:: DATA PROVIDED
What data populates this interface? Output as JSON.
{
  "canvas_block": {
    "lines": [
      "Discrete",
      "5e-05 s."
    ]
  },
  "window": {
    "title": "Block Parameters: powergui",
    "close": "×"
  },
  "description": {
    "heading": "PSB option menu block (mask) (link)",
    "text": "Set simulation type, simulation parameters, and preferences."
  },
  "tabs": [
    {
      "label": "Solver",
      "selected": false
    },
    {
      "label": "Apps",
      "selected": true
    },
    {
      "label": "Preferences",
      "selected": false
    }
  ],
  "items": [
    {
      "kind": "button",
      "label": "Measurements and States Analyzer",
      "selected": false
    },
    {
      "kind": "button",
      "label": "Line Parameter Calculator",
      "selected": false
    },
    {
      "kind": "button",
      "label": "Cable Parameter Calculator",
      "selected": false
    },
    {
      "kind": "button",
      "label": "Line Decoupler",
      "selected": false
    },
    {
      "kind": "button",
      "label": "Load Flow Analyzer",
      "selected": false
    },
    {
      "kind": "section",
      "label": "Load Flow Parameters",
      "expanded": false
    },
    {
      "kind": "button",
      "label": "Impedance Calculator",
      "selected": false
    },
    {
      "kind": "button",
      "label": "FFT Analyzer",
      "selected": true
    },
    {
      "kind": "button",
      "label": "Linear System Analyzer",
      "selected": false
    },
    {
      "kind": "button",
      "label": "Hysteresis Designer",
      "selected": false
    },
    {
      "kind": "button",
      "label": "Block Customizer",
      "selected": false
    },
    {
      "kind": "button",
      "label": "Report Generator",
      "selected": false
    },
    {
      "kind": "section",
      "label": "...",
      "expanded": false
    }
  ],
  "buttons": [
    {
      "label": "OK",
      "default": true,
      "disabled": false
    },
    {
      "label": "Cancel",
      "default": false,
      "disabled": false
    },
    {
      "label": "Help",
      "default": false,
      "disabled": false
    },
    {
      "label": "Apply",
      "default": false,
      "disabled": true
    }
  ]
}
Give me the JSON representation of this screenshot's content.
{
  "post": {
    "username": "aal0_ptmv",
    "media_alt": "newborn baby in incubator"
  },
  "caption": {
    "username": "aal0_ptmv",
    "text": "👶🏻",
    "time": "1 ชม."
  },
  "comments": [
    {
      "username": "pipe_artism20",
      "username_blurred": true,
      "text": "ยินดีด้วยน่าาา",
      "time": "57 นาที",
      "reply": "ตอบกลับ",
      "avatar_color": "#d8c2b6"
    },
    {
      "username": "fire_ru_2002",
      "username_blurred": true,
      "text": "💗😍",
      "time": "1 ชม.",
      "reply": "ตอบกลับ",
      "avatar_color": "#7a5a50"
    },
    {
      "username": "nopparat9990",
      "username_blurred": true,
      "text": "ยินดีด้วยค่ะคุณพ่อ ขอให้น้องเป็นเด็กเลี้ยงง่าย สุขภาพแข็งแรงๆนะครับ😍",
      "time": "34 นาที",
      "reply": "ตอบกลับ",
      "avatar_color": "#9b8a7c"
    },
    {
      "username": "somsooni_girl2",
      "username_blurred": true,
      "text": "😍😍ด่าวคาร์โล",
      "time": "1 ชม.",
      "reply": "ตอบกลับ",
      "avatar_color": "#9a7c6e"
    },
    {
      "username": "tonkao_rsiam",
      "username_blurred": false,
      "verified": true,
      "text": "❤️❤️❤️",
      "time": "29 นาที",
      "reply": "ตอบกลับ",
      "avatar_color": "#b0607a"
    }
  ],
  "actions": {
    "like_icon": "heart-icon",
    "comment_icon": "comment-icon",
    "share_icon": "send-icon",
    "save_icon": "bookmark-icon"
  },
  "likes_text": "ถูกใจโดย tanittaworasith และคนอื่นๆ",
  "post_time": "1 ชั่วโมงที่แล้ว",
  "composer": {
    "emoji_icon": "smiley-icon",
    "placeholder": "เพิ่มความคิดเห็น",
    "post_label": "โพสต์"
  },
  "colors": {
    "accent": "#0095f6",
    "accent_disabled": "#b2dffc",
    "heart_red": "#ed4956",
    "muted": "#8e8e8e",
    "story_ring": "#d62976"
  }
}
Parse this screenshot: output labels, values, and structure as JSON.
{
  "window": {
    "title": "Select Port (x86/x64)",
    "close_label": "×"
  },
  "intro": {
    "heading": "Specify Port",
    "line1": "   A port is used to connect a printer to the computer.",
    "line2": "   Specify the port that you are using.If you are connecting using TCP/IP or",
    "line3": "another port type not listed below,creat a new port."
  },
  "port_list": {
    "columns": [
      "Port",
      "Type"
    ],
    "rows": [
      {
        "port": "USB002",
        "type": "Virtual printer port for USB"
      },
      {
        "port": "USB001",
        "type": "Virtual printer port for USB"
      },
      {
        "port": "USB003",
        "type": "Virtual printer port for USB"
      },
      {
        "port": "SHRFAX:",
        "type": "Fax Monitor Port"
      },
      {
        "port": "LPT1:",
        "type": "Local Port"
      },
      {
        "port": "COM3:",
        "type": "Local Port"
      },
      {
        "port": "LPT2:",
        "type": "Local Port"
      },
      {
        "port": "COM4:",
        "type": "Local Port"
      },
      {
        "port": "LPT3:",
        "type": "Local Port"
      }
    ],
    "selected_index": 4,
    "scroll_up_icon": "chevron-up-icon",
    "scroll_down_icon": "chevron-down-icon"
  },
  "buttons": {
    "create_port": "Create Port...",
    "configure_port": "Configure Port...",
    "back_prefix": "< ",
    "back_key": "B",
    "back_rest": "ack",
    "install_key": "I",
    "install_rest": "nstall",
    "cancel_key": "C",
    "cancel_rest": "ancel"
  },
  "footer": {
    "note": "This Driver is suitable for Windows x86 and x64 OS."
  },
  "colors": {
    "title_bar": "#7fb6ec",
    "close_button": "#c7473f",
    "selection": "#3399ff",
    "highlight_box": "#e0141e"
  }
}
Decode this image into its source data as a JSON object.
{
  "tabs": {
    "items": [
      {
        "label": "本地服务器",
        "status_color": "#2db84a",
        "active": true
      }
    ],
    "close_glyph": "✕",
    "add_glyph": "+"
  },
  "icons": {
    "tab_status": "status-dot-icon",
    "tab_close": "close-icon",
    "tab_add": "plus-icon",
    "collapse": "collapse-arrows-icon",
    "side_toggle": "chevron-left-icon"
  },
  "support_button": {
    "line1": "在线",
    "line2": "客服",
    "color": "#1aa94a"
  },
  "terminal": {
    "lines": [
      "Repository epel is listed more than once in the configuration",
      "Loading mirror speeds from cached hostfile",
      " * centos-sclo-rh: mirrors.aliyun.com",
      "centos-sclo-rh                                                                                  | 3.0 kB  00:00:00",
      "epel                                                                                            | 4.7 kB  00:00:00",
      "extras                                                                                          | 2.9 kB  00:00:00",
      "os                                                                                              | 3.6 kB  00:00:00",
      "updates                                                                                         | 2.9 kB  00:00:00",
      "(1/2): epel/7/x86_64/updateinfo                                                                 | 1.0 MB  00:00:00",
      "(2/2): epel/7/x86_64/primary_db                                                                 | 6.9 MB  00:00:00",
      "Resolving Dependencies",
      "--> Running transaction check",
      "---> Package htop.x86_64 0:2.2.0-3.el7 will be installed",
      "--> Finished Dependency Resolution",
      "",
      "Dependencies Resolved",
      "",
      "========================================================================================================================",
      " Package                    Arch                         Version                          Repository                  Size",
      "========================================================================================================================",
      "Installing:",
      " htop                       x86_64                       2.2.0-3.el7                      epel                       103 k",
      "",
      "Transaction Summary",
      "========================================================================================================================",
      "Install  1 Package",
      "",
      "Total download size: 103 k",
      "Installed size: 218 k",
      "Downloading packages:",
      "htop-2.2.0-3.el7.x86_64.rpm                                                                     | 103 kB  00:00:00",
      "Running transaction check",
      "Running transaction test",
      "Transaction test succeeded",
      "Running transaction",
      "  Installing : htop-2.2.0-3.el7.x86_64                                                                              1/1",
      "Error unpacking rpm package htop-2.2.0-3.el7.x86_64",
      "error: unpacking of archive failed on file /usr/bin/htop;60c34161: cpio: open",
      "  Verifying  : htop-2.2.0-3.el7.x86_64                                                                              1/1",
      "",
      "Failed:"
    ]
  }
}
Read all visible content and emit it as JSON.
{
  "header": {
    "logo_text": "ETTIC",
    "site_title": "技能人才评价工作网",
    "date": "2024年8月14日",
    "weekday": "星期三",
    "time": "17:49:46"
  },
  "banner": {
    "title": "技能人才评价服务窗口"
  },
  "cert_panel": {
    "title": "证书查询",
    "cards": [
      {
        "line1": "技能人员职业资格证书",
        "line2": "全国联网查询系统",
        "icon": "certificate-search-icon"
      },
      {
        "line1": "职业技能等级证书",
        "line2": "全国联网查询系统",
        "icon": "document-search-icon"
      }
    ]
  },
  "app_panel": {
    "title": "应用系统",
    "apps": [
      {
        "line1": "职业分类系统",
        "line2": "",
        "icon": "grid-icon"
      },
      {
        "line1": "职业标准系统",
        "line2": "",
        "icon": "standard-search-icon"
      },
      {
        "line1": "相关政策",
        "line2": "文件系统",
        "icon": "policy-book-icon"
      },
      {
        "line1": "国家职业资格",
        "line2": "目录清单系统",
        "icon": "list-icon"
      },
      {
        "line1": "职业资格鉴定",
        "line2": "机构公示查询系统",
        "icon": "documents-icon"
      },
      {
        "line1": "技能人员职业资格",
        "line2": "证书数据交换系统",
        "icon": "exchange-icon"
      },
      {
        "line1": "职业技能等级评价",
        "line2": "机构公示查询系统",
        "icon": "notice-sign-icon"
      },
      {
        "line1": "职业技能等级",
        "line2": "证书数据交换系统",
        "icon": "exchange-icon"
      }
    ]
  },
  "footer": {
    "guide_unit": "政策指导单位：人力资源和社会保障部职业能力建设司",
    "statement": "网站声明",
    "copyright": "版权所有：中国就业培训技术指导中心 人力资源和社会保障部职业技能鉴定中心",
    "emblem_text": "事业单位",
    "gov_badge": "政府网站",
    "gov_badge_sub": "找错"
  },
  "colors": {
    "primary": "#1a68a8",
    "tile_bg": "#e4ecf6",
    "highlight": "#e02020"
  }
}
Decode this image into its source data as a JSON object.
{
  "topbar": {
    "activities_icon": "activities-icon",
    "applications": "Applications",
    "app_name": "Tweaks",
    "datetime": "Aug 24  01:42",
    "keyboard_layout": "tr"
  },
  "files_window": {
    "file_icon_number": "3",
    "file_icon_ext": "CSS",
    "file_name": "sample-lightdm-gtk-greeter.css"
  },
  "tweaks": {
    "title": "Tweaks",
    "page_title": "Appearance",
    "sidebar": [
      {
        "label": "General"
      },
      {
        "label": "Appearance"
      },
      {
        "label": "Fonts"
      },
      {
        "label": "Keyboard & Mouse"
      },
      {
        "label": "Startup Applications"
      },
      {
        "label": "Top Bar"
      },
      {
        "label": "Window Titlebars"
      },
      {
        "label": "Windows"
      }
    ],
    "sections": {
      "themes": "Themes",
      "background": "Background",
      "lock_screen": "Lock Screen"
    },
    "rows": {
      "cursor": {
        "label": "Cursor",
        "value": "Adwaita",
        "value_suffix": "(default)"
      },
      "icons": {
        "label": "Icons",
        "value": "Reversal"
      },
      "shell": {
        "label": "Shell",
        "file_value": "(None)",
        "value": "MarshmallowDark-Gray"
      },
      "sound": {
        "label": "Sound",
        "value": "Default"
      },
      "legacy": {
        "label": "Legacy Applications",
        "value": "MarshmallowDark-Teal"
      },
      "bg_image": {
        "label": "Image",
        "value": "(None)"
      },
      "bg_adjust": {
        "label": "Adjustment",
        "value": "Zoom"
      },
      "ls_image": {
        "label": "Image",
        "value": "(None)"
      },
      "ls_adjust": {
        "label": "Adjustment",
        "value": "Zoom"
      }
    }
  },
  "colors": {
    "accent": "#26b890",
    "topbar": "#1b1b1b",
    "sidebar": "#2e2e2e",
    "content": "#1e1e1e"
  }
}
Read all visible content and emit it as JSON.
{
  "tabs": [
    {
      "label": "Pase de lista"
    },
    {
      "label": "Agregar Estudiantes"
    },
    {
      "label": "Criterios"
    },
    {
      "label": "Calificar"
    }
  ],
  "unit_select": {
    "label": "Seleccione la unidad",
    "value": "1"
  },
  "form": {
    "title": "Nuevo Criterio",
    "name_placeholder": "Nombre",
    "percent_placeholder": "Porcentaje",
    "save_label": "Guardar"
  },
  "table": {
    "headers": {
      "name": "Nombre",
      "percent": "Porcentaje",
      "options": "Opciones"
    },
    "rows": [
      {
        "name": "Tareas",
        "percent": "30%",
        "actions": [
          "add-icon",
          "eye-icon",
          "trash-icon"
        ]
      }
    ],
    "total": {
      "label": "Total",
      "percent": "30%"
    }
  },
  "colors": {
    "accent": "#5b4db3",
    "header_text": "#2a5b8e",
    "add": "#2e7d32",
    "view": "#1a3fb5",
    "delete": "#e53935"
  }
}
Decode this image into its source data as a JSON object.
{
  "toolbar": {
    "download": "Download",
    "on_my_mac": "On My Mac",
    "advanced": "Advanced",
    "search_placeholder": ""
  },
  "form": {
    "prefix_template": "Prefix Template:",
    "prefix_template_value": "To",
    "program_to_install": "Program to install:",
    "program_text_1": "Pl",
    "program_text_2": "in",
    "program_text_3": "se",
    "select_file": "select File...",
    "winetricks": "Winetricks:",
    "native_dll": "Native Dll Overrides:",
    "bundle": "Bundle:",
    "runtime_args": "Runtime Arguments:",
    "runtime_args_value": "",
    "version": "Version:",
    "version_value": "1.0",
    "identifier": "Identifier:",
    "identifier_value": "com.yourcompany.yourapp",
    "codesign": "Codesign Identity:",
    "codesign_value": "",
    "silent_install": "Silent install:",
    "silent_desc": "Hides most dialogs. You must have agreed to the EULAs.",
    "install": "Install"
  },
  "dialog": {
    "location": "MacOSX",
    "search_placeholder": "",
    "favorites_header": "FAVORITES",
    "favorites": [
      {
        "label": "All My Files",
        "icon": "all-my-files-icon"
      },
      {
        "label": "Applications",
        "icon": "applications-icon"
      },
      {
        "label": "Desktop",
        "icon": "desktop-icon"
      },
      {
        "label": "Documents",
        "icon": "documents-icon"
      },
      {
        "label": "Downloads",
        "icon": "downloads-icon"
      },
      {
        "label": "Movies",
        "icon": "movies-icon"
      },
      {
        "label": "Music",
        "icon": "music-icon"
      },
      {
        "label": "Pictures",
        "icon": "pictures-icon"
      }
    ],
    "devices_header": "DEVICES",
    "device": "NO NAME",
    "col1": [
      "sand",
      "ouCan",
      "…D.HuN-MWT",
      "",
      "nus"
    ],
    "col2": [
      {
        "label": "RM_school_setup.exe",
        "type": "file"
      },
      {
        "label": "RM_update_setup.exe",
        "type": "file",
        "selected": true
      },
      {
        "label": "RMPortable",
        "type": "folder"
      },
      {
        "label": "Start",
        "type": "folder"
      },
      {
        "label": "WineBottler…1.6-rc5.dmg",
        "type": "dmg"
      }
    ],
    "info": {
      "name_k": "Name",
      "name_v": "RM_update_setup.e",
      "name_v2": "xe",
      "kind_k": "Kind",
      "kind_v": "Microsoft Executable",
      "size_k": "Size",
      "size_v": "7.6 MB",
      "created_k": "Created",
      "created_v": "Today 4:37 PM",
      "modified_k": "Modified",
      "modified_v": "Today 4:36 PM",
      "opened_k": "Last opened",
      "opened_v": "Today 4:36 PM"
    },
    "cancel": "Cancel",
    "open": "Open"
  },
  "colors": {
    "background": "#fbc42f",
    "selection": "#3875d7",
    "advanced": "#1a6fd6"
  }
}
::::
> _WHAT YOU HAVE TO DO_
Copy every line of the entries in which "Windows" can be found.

> _ANSWER SPACE_
    "note": "This Driver is suitable for Windows x86 and x64 OS."
        "label": "Windows"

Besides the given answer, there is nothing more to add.